▶ **INPUT**:
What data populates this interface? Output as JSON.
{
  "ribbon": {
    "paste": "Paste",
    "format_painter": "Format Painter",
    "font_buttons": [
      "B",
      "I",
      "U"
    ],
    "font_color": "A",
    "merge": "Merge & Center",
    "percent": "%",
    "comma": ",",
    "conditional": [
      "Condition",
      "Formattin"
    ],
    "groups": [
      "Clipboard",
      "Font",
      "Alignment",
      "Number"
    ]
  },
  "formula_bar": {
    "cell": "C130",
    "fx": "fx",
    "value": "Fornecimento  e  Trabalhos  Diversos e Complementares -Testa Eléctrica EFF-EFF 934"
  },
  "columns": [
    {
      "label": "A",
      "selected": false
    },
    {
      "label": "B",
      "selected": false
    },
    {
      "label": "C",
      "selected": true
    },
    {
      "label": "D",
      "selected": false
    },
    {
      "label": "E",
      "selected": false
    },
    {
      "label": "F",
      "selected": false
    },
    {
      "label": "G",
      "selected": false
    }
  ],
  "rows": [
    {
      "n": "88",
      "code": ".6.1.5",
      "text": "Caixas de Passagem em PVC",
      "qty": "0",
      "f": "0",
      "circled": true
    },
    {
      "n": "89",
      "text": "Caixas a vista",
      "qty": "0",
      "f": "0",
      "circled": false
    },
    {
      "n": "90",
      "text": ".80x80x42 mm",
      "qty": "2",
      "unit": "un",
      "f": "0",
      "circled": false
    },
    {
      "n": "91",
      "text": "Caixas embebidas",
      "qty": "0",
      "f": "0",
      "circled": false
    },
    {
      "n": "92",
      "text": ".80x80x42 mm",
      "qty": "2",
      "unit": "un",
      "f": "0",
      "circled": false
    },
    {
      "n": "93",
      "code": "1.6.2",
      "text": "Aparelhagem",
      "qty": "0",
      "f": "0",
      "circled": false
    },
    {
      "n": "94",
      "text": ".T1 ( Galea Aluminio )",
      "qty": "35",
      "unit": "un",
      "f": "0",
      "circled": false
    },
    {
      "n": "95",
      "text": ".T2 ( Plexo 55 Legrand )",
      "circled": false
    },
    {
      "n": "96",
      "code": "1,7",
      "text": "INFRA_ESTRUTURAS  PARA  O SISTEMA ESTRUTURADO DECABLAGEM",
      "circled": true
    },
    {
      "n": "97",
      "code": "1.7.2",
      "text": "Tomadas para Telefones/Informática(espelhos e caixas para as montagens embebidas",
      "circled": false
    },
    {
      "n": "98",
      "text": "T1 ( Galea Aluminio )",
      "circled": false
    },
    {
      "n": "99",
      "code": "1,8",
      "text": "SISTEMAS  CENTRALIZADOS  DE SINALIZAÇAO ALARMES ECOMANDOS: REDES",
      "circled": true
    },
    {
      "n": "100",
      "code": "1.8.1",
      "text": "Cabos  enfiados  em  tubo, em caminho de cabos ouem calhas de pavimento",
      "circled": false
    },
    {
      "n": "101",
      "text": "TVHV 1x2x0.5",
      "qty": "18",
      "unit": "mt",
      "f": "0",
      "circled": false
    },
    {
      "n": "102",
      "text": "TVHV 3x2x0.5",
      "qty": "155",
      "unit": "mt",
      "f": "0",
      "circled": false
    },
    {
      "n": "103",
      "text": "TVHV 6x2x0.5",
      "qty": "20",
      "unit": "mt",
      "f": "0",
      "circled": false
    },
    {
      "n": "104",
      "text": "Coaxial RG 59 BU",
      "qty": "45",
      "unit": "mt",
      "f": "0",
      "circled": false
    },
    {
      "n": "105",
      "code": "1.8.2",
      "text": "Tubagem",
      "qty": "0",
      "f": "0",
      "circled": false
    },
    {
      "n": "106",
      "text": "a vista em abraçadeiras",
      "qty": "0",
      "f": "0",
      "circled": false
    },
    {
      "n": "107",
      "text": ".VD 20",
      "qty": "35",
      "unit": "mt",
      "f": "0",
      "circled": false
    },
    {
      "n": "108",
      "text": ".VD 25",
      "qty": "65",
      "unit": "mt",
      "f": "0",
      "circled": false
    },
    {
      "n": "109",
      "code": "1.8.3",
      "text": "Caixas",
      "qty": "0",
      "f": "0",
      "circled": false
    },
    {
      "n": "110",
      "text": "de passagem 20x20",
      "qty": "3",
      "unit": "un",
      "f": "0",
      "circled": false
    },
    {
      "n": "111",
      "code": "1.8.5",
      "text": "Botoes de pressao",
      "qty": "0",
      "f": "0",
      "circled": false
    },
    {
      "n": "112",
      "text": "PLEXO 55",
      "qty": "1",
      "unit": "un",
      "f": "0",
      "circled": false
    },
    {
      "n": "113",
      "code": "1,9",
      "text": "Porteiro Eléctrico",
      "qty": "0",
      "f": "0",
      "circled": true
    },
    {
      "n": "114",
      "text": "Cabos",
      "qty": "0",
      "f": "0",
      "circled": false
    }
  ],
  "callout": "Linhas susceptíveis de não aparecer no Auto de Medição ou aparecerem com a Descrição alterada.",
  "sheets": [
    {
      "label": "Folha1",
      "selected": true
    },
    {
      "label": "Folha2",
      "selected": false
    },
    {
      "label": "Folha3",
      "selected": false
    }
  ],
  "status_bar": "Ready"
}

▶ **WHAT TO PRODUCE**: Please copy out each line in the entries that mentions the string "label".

▶ **WRITTEN ANSWER**:
      "label": "A",
      "label": "B",
      "label": "C",
      "label": "D",
      "label": "E",
      "label": "F",
      "label": "G",
      "label": "Folha1",
      "label": "Folha2",
      "label": "Folha3",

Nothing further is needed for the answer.